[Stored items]
**********

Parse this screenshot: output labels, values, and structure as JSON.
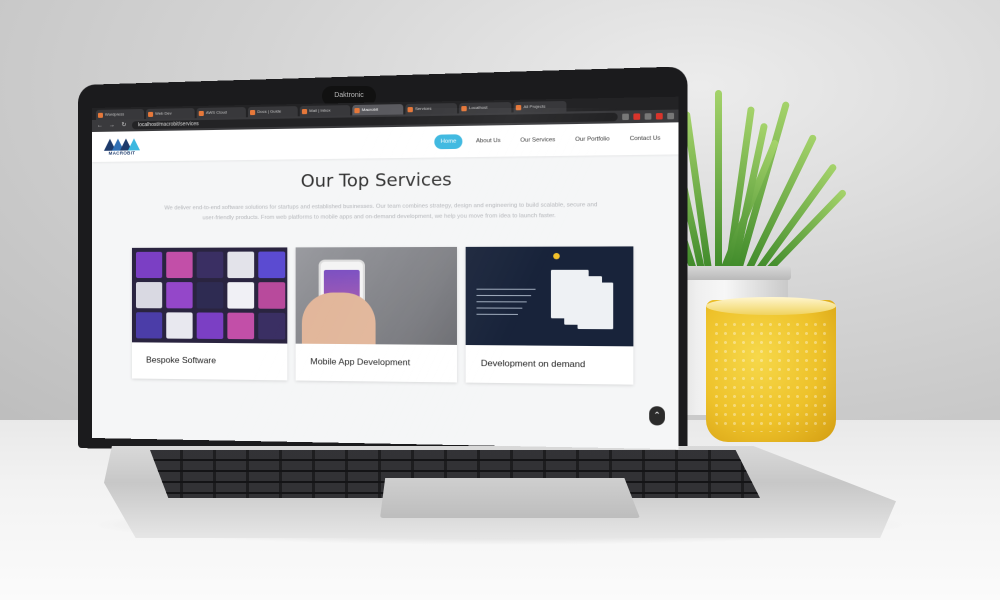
{
  "scene": {
    "camera_label": "Daktronic",
    "colors": {
      "wall": "#d4d4d4",
      "desk": "#f3f3f3",
      "laptop": "#1b1b1d",
      "mug": "#eec22a",
      "plant": "#5fa83a"
    }
  },
  "browser": {
    "tabs": [
      {
        "label": "Wordpress",
        "icon": "wordpress-icon"
      },
      {
        "label": "Web Dev",
        "icon": "app-icon"
      },
      {
        "label": "AWS Cloud",
        "icon": "app-icon"
      },
      {
        "label": "Docs | Guide",
        "icon": "doc-icon"
      },
      {
        "label": "Mail | Inbox",
        "icon": "mail-icon"
      },
      {
        "label": "Macrobit",
        "icon": "site-icon",
        "active": true
      },
      {
        "label": "Services",
        "icon": "app-icon"
      },
      {
        "label": "Localhost",
        "icon": "app-icon"
      },
      {
        "label": "All Projects",
        "icon": "app-icon"
      }
    ],
    "address": "localhost/macrobit/services"
  },
  "site": {
    "logo_text": "MACROBIT",
    "nav": [
      {
        "label": "Home",
        "active": true
      },
      {
        "label": "About Us",
        "active": false
      },
      {
        "label": "Our Services",
        "active": false
      },
      {
        "label": "Our Portfolio",
        "active": false
      },
      {
        "label": "Contact Us",
        "active": false
      }
    ],
    "accent": "#3cb8e0"
  },
  "content": {
    "title": "Our Top Services",
    "description": "We deliver end-to-end software solutions for startups and established businesses. Our team combines strategy, design and engineering to build scalable, secure and user-friendly products. From web platforms to mobile apps and on-demand development, we help you move from idea to launch faster.",
    "cards": [
      {
        "label": "Bespoke Software"
      },
      {
        "label": "Mobile App Development"
      },
      {
        "label": "Development on demand"
      }
    ],
    "scroll_top_icon": "chevron-up-icon"
  }
}
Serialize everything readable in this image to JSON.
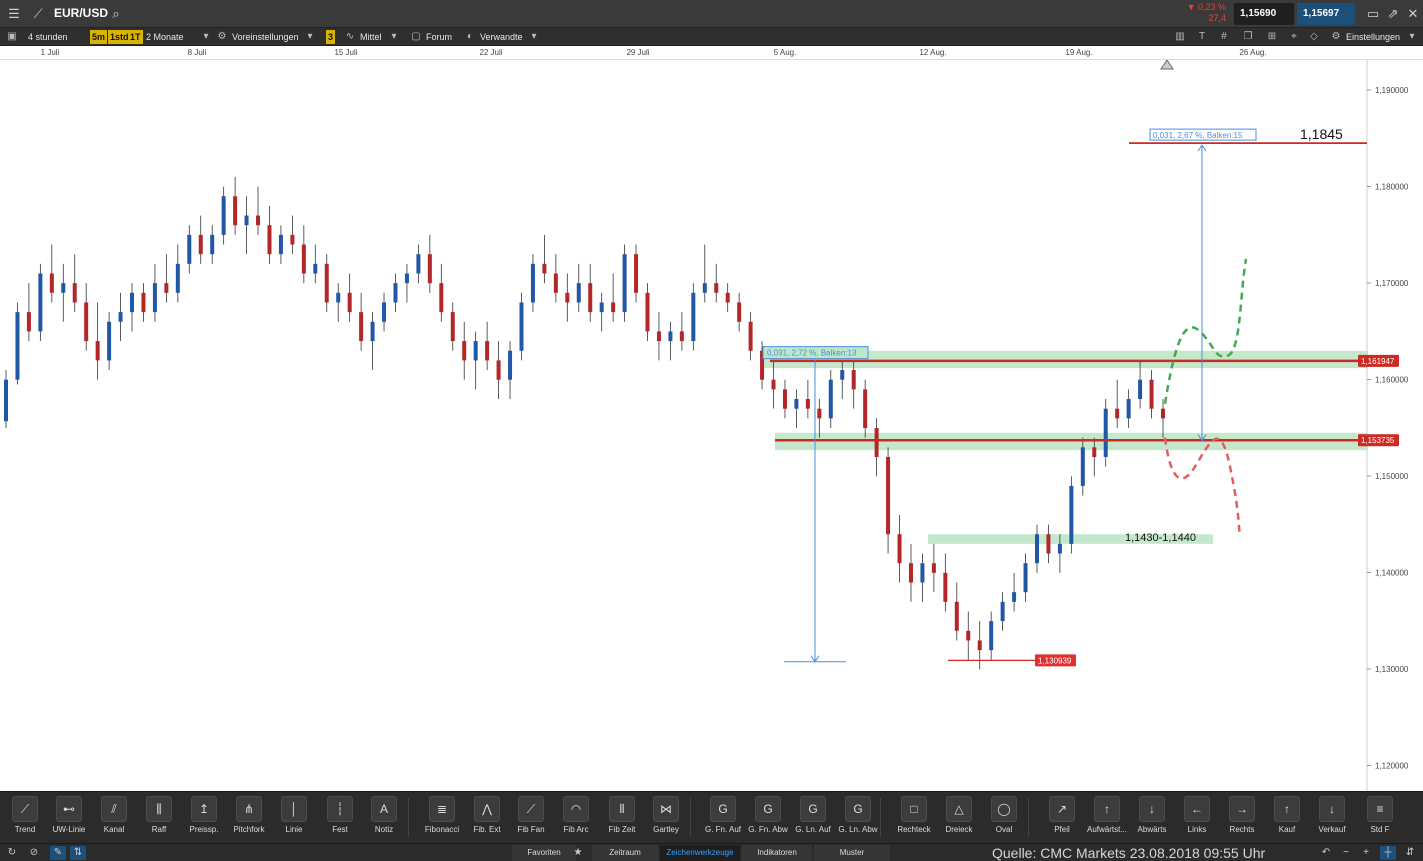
{
  "header": {
    "symbol": "EUR/USD",
    "change_percent": "▼ 0,23 %",
    "change_value": "27,4",
    "bid": "1,15690",
    "ask": "1,15697"
  },
  "toolbar": {
    "interval": "4 stunden",
    "period_buttons": [
      "5m",
      "1std",
      "1T"
    ],
    "range": "2 Monate",
    "presets": "Voreinstellungen",
    "count_badge": "3",
    "average": "Mittel",
    "forum": "Forum",
    "related": "Verwandte",
    "settings": "Einstellungen"
  },
  "date_axis": [
    {
      "label": "1 Juli"
    },
    {
      "label": "8 Juli"
    },
    {
      "label": "15 Juli"
    },
    {
      "label": "22 Juli"
    },
    {
      "label": "29 Juli"
    },
    {
      "label": "5 Aug."
    },
    {
      "label": "12 Aug."
    },
    {
      "label": "19 Aug."
    },
    {
      "label": "26 Aug."
    }
  ],
  "chart_data": {
    "type": "candlestick",
    "y_ticks": [
      "1,190000",
      "1,180000",
      "1,170000",
      "1,160000",
      "1,150000",
      "1,140000",
      "1,130000",
      "1,120000"
    ],
    "ylim": [
      1.116,
      1.193
    ],
    "candles_ohlc": [
      [
        1.1557,
        1.161,
        1.155,
        1.16
      ],
      [
        1.16,
        1.168,
        1.1595,
        1.167
      ],
      [
        1.167,
        1.17,
        1.164,
        1.165
      ],
      [
        1.165,
        1.172,
        1.164,
        1.171
      ],
      [
        1.171,
        1.174,
        1.168,
        1.169
      ],
      [
        1.169,
        1.172,
        1.166,
        1.17
      ],
      [
        1.17,
        1.173,
        1.167,
        1.168
      ],
      [
        1.168,
        1.17,
        1.163,
        1.164
      ],
      [
        1.164,
        1.168,
        1.16,
        1.162
      ],
      [
        1.162,
        1.167,
        1.161,
        1.166
      ],
      [
        1.166,
        1.169,
        1.164,
        1.167
      ],
      [
        1.167,
        1.17,
        1.165,
        1.169
      ],
      [
        1.169,
        1.17,
        1.166,
        1.167
      ],
      [
        1.167,
        1.172,
        1.166,
        1.17
      ],
      [
        1.17,
        1.173,
        1.168,
        1.169
      ],
      [
        1.169,
        1.174,
        1.168,
        1.172
      ],
      [
        1.172,
        1.176,
        1.171,
        1.175
      ],
      [
        1.175,
        1.177,
        1.172,
        1.173
      ],
      [
        1.173,
        1.176,
        1.172,
        1.175
      ],
      [
        1.175,
        1.18,
        1.174,
        1.179
      ],
      [
        1.179,
        1.181,
        1.175,
        1.176
      ],
      [
        1.176,
        1.179,
        1.173,
        1.177
      ],
      [
        1.177,
        1.18,
        1.175,
        1.176
      ],
      [
        1.176,
        1.178,
        1.172,
        1.173
      ],
      [
        1.173,
        1.176,
        1.172,
        1.175
      ],
      [
        1.175,
        1.177,
        1.173,
        1.174
      ],
      [
        1.174,
        1.176,
        1.17,
        1.171
      ],
      [
        1.171,
        1.174,
        1.17,
        1.172
      ],
      [
        1.172,
        1.173,
        1.167,
        1.168
      ],
      [
        1.168,
        1.17,
        1.166,
        1.169
      ],
      [
        1.169,
        1.171,
        1.166,
        1.167
      ],
      [
        1.167,
        1.169,
        1.163,
        1.164
      ],
      [
        1.164,
        1.167,
        1.161,
        1.166
      ],
      [
        1.166,
        1.169,
        1.165,
        1.168
      ],
      [
        1.168,
        1.171,
        1.167,
        1.17
      ],
      [
        1.17,
        1.172,
        1.168,
        1.171
      ],
      [
        1.171,
        1.174,
        1.17,
        1.173
      ],
      [
        1.173,
        1.175,
        1.169,
        1.17
      ],
      [
        1.17,
        1.172,
        1.166,
        1.167
      ],
      [
        1.167,
        1.168,
        1.163,
        1.164
      ],
      [
        1.164,
        1.166,
        1.16,
        1.162
      ],
      [
        1.162,
        1.165,
        1.159,
        1.164
      ],
      [
        1.164,
        1.166,
        1.161,
        1.162
      ],
      [
        1.162,
        1.164,
        1.158,
        1.16
      ],
      [
        1.16,
        1.164,
        1.158,
        1.163
      ],
      [
        1.163,
        1.169,
        1.162,
        1.168
      ],
      [
        1.168,
        1.173,
        1.167,
        1.172
      ],
      [
        1.172,
        1.175,
        1.17,
        1.171
      ],
      [
        1.171,
        1.173,
        1.168,
        1.169
      ],
      [
        1.169,
        1.171,
        1.166,
        1.168
      ],
      [
        1.168,
        1.172,
        1.167,
        1.17
      ],
      [
        1.17,
        1.172,
        1.166,
        1.167
      ],
      [
        1.167,
        1.169,
        1.165,
        1.168
      ],
      [
        1.168,
        1.171,
        1.166,
        1.167
      ],
      [
        1.167,
        1.174,
        1.166,
        1.173
      ],
      [
        1.173,
        1.174,
        1.168,
        1.169
      ],
      [
        1.169,
        1.17,
        1.164,
        1.165
      ],
      [
        1.165,
        1.167,
        1.162,
        1.164
      ],
      [
        1.164,
        1.166,
        1.162,
        1.165
      ],
      [
        1.165,
        1.167,
        1.163,
        1.164
      ],
      [
        1.164,
        1.17,
        1.163,
        1.169
      ],
      [
        1.169,
        1.174,
        1.168,
        1.17
      ],
      [
        1.17,
        1.172,
        1.168,
        1.169
      ],
      [
        1.169,
        1.17,
        1.167,
        1.168
      ],
      [
        1.168,
        1.169,
        1.165,
        1.166
      ],
      [
        1.166,
        1.167,
        1.162,
        1.163
      ],
      [
        1.163,
        1.164,
        1.159,
        1.16
      ],
      [
        1.16,
        1.162,
        1.157,
        1.159
      ],
      [
        1.159,
        1.16,
        1.156,
        1.157
      ],
      [
        1.157,
        1.159,
        1.155,
        1.158
      ],
      [
        1.158,
        1.16,
        1.156,
        1.157
      ],
      [
        1.157,
        1.158,
        1.154,
        1.156
      ],
      [
        1.156,
        1.161,
        1.155,
        1.16
      ],
      [
        1.16,
        1.162,
        1.158,
        1.161
      ],
      [
        1.161,
        1.162,
        1.157,
        1.159
      ],
      [
        1.159,
        1.16,
        1.154,
        1.155
      ],
      [
        1.155,
        1.156,
        1.15,
        1.152
      ],
      [
        1.152,
        1.153,
        1.142,
        1.144
      ],
      [
        1.144,
        1.146,
        1.139,
        1.141
      ],
      [
        1.141,
        1.143,
        1.137,
        1.139
      ],
      [
        1.139,
        1.142,
        1.137,
        1.141
      ],
      [
        1.141,
        1.143,
        1.138,
        1.14
      ],
      [
        1.14,
        1.142,
        1.136,
        1.137
      ],
      [
        1.137,
        1.139,
        1.133,
        1.134
      ],
      [
        1.134,
        1.136,
        1.131,
        1.133
      ],
      [
        1.133,
        1.135,
        1.13,
        1.132
      ],
      [
        1.132,
        1.136,
        1.131,
        1.135
      ],
      [
        1.135,
        1.138,
        1.134,
        1.137
      ],
      [
        1.137,
        1.14,
        1.136,
        1.138
      ],
      [
        1.138,
        1.142,
        1.137,
        1.141
      ],
      [
        1.141,
        1.145,
        1.14,
        1.144
      ],
      [
        1.144,
        1.145,
        1.141,
        1.142
      ],
      [
        1.142,
        1.144,
        1.14,
        1.143
      ],
      [
        1.143,
        1.15,
        1.142,
        1.149
      ],
      [
        1.149,
        1.154,
        1.148,
        1.153
      ],
      [
        1.153,
        1.154,
        1.15,
        1.152
      ],
      [
        1.152,
        1.158,
        1.151,
        1.157
      ],
      [
        1.157,
        1.16,
        1.155,
        1.156
      ],
      [
        1.156,
        1.159,
        1.155,
        1.158
      ],
      [
        1.158,
        1.162,
        1.157,
        1.16
      ],
      [
        1.16,
        1.161,
        1.156,
        1.157
      ],
      [
        1.157,
        1.158,
        1.154,
        1.156
      ]
    ],
    "levels": [
      {
        "value": 1.161947,
        "label": "1,161947",
        "color": "#cc2a22"
      },
      {
        "value": 1.153735,
        "label": "1,153735",
        "color": "#cc2a22"
      }
    ],
    "low_marker": {
      "value": 1.130939,
      "label": "1,130939"
    },
    "target_label": "1,1845",
    "target_value": 1.1845,
    "zone_label": "1,1430-1,1440",
    "zone_range": [
      1.143,
      1.144
    ],
    "measure_top": "0,031, 2,67 %, Balken:15",
    "measure_left": "0,031, 2,72 %, Balken:13",
    "colors": {
      "bull": "#2257a8",
      "bear": "#b3262a",
      "zone": "#bfe6c6",
      "measure": "#4a8fe0"
    }
  },
  "tools": [
    {
      "label": "Trend",
      "icon": "trend-line-icon",
      "glyph": "⟋"
    },
    {
      "label": "UW-Linie",
      "icon": "horizontal-line-icon",
      "glyph": "⊷"
    },
    {
      "label": "Kanal",
      "icon": "channel-icon",
      "glyph": "⫽"
    },
    {
      "label": "Raff",
      "icon": "raff-icon",
      "glyph": "⫼"
    },
    {
      "label": "Preissp.",
      "icon": "price-range-icon",
      "glyph": "↥"
    },
    {
      "label": "Pitchfork",
      "icon": "pitchfork-icon",
      "glyph": "⋔"
    },
    {
      "label": "Linie",
      "icon": "line-icon",
      "glyph": "│"
    },
    {
      "label": "Fest",
      "icon": "fixed-line-icon",
      "glyph": "┆"
    },
    {
      "label": "Notiz",
      "icon": "note-icon",
      "glyph": "A"
    },
    {
      "label": "Fibonacci",
      "icon": "fibonacci-icon",
      "glyph": "≣"
    },
    {
      "label": "Fib. Ext",
      "icon": "fib-extension-icon",
      "glyph": "⋀"
    },
    {
      "label": "Fib Fan",
      "icon": "fib-fan-icon",
      "glyph": "⟋"
    },
    {
      "label": "Fib Arc",
      "icon": "fib-arc-icon",
      "glyph": "◠"
    },
    {
      "label": "Fib Zeit",
      "icon": "fib-time-icon",
      "glyph": "⦀"
    },
    {
      "label": "Gartley",
      "icon": "gartley-icon",
      "glyph": "⋈"
    },
    {
      "label": "G. Fn. Auf",
      "icon": "gann-fan-up-icon",
      "glyph": "G"
    },
    {
      "label": "G. Fn. Abw",
      "icon": "gann-fan-down-icon",
      "glyph": "G"
    },
    {
      "label": "G. Ln. Auf",
      "icon": "gann-line-up-icon",
      "glyph": "G"
    },
    {
      "label": "G. Ln. Abw",
      "icon": "gann-line-down-icon",
      "glyph": "G"
    },
    {
      "label": "Rechteck",
      "icon": "rectangle-icon",
      "glyph": "□"
    },
    {
      "label": "Dreieck",
      "icon": "triangle-icon",
      "glyph": "△"
    },
    {
      "label": "Oval",
      "icon": "oval-icon",
      "glyph": "◯"
    },
    {
      "label": "Pfeil",
      "icon": "arrow-icon",
      "glyph": "↗"
    },
    {
      "label": "Aufwärtst...",
      "icon": "arrow-up-icon",
      "glyph": "↑"
    },
    {
      "label": "Abwärts",
      "icon": "arrow-down-icon",
      "glyph": "↓"
    },
    {
      "label": "Links",
      "icon": "arrow-left-icon",
      "glyph": "←"
    },
    {
      "label": "Rechts",
      "icon": "arrow-right-icon",
      "glyph": "→"
    },
    {
      "label": "Kauf",
      "icon": "buy-icon",
      "glyph": "↑"
    },
    {
      "label": "Verkauf",
      "icon": "sell-icon",
      "glyph": "↓"
    },
    {
      "label": "Std F",
      "icon": "standard-format-icon",
      "glyph": "≡"
    }
  ],
  "status_tabs": [
    "Favoriten",
    "Zeitraum",
    "Zeichenwerkzeuge",
    "Indikatoren",
    "Muster"
  ],
  "source_text": "Quelle: CMC Markets 23.08.2018 09:55 Uhr"
}
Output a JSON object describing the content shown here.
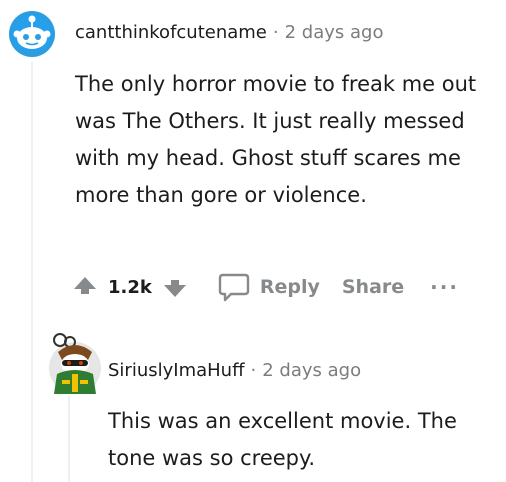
{
  "comment": {
    "username": "cantthinkofcutename",
    "separator": "·",
    "time": "2 days ago",
    "text": "The only horror movie to freak me out was The Others. It just really messed with my head. Ghost stuff scares me more than gore or violence.",
    "icons": {
      "avatar": "snoo-avatar-icon",
      "upvote": "upvote-arrow-icon",
      "downvote": "downvote-arrow-icon",
      "reply": "speech-bubble-icon",
      "more": "more-options-icon"
    },
    "actions": {
      "score": "1.2k",
      "reply_label": "Reply",
      "share_label": "Share",
      "more_label": "···"
    }
  },
  "reply": {
    "username": "SiriuslyImaHuff",
    "separator": "·",
    "time": "2 days ago",
    "text": "This was an excellent movie. The tone was so creepy.",
    "icons": {
      "avatar": "custom-snoo-avatar-icon"
    }
  },
  "colors": {
    "text": "#1c1c1c",
    "muted": "#7c7c7c",
    "action": "#878a8c",
    "thread_line": "#edeff1",
    "avatar_blue": "#0dd3bb"
  }
}
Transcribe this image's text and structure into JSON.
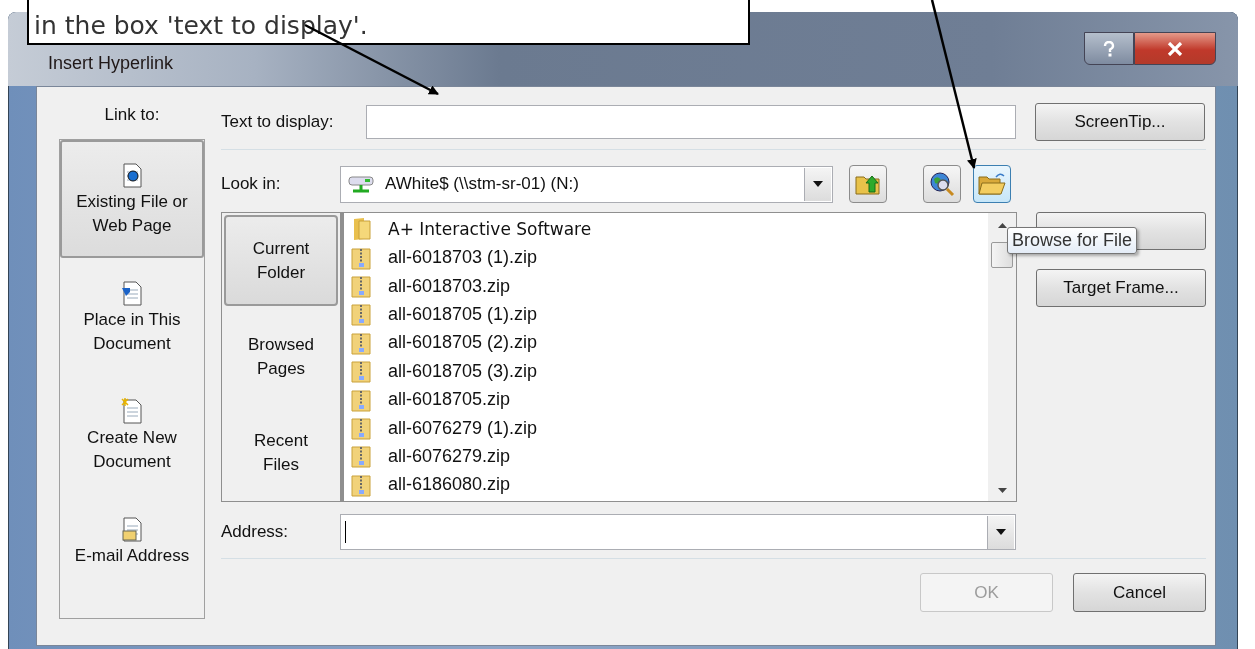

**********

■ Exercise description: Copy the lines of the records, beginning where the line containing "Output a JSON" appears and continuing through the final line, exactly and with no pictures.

■ Task solution:
Output a JSON object describing the content shown here.
{
  "comment": {
    "username": "cantthinkofcutename",
    "separator": "·",
    "time": "2 days ago",
    "text": "The only horror movie to freak me out was The Others. It just really messed with my head. Ghost stuff scares me more than gore or violence.",
    "icons": {
      "avatar": "snoo-avatar-icon",
      "upvote": "upvote-arrow-icon",
      "downvote": "downvote-arrow-icon",
      "reply": "speech-bubble-icon",
      "more": "more-options-icon"
    },
    "actions": {
      "score": "1.2k",
      "reply_label": "Reply",
      "share_label": "Share",
      "more_label": "···"
    }
  },
  "reply": {
    "username": "SiriuslyImaHuff",
    "separator": "·",
    "time": "2 days ago",
    "text": "This was an excellent movie. The tone was so creepy.",
    "icons": {
      "avatar": "custom-snoo-avatar-icon"
    }
  },
  "colors": {
    "text": "#1c1c1c",
    "muted": "#7c7c7c",
    "action": "#878a8c",
    "thread_line": "#edeff1",
    "avatar_blue": "#0dd3bb"
  }
}
Transcribe this image's text and structure into JSON.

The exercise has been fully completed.